|Friday, 21 September 2012 16:11|
Russia announced Monday that it's been sitting on a huge deposit of diamonds buried under an impact crater in Siberia. And these aren't just any diamonds: they're twice as hard as normal, thanks to their instantaneously violent extraterrestrial origins.
The trillions of carats of diamonds (that's hundreds of thousands of tons) that are located underneath the Popigai crater in Siberia represent 10 times as much raw diamond as the entire world's supply of the diamond reserves all put together. Apparently, the Russians have known about the diamonds for about 40 years, but they've been happy to just keep it a secret and go on selling us all diamonds from other places in Russia instead.
It's no coincidence that this gigantic pile of diamond-laden rock is part of an ancient impact crater. The Popigai crater, which is the seventh largest impact crater on Earth at 62 miles in diameter, was formed about 35 million years ago when an asteroid somewhere between three and five miles in diameter smacked into Siberia. At this particular impact location, the ground had a bunch of graphite in it, which (like diamond) is a form of pure carbon, albeit a form that your fiancee will probably be slightly less thrilled to get from you.
Now, the old fashioned way to transform graphite (or other types of carbon) into diamonds is through the intense temperature and pressure that you find in some spots deep inside the Earth's mantle. This takes a long time and is boring. A more exciting way to make diamonds is to create the same temperatures and pressures via the explosive shockwave that you get when you crash an absurdly large rock into an even larger rock that's packed with carbon. In this case, as the shockwave passes through the ground, all of that carbon gets instantaneously transformed straight into diamonds.
Diamonds that are formed in this manner (called impact diamonds) retain some of the structural properties of the carbon from whence they came. In this case, that graphite structure makes the diamonds twice as hard as a "natural" diamond and unusually abrasive. You won't make jewelry out of impact diamonds, but they're ideal for industrial use in everything from cutting and polishing to making semiconductors.

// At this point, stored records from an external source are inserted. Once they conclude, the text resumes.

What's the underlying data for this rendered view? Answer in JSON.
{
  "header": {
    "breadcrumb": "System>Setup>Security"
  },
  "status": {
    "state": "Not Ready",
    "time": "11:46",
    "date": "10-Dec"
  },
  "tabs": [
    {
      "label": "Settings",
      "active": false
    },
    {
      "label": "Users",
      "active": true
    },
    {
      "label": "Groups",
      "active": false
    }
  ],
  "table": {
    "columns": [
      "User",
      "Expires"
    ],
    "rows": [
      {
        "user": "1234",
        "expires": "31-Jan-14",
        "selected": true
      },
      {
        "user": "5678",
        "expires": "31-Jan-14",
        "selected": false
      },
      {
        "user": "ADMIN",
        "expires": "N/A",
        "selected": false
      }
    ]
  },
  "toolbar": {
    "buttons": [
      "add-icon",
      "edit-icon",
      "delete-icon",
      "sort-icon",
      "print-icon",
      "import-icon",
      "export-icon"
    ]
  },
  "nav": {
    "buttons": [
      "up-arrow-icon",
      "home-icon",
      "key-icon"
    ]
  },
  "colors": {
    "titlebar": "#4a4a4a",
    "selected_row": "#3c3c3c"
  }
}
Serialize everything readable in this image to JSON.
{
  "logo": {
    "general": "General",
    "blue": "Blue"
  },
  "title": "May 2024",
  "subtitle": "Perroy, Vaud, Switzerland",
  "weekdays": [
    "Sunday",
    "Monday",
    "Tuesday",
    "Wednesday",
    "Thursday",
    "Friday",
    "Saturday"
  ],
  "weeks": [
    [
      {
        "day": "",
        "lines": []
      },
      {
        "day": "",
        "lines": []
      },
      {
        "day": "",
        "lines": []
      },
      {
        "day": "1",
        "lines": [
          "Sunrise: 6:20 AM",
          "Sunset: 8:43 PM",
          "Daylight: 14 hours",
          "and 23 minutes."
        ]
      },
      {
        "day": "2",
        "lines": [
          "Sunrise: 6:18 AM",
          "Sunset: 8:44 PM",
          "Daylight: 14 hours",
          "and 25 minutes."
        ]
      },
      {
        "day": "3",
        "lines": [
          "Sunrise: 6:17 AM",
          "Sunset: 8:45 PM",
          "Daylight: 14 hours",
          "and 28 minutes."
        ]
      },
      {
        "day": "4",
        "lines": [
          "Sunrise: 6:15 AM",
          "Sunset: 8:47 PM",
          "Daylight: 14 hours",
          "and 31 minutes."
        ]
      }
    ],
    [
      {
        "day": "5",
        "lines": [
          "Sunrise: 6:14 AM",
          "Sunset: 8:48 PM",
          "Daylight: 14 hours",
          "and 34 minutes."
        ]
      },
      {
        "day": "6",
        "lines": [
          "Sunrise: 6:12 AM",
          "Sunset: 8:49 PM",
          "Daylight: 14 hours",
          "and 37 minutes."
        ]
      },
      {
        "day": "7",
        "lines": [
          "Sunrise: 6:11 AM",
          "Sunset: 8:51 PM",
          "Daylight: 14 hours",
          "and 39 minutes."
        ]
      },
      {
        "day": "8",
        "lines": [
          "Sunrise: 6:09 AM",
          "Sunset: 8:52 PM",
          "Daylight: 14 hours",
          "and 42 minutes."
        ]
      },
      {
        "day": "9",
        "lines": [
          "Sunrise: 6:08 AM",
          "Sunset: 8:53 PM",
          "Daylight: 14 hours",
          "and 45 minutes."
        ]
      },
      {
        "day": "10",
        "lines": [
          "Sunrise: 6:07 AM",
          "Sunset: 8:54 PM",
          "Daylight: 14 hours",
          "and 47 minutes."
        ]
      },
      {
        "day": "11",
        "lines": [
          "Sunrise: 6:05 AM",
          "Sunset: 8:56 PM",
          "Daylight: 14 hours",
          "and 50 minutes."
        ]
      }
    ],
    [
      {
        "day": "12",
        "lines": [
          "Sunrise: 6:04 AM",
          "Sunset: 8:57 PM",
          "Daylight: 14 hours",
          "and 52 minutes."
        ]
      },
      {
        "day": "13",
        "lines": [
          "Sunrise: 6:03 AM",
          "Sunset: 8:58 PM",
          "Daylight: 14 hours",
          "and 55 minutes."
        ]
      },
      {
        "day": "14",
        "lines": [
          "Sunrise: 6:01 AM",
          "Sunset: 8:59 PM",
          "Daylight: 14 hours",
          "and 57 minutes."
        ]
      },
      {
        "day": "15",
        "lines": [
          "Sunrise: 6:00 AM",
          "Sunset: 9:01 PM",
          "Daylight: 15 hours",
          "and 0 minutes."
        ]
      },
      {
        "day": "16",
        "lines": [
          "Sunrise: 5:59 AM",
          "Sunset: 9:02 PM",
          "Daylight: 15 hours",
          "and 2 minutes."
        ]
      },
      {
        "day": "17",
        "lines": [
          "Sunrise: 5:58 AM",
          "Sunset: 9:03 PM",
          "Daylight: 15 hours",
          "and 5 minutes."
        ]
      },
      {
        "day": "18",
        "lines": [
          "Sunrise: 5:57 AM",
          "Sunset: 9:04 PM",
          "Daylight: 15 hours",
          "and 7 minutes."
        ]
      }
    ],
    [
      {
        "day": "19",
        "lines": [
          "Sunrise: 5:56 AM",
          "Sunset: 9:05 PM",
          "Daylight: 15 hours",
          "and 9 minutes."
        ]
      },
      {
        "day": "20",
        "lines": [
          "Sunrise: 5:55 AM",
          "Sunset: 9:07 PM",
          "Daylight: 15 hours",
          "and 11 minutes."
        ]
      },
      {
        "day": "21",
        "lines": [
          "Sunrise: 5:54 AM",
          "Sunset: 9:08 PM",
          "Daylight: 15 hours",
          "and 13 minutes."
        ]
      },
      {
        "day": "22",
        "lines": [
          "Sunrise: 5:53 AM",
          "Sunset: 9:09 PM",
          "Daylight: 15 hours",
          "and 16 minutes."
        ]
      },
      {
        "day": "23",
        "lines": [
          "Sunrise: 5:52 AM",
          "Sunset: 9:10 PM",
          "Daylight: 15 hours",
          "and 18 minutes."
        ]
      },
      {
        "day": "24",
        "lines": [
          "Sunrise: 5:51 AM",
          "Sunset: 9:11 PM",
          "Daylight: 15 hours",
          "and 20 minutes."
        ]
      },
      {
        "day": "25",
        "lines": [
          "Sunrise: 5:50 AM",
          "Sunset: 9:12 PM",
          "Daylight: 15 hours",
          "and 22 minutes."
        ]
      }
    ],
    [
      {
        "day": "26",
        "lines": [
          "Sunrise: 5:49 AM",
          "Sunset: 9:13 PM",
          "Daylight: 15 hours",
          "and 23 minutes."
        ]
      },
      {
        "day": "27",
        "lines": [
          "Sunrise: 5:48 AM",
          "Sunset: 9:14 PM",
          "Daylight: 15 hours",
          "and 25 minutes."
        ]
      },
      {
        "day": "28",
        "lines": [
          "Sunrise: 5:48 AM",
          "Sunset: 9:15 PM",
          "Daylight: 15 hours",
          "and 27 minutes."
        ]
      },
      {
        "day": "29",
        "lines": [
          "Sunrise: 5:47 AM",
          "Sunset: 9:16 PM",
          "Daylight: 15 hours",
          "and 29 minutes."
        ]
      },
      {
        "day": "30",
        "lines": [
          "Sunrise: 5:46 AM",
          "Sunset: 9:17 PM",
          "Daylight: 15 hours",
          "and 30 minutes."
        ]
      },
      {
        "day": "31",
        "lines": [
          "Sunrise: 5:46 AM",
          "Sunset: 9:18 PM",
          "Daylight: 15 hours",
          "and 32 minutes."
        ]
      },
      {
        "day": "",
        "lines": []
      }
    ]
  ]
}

Since diamonds like this don't exist in bulk anywhere else in the world, Russia is understandably somewhat excited on having a monopoly on enough impact diamonds to supply the rest of the world for (they estimate) the next 3,000 years or so. According to a Russian news agency, "use of these minerals in the manufacturing industry is capable of a technical revolution," but we'll have to wait and see what happens when these diamonds start getting pulled out of the ground by the fistful.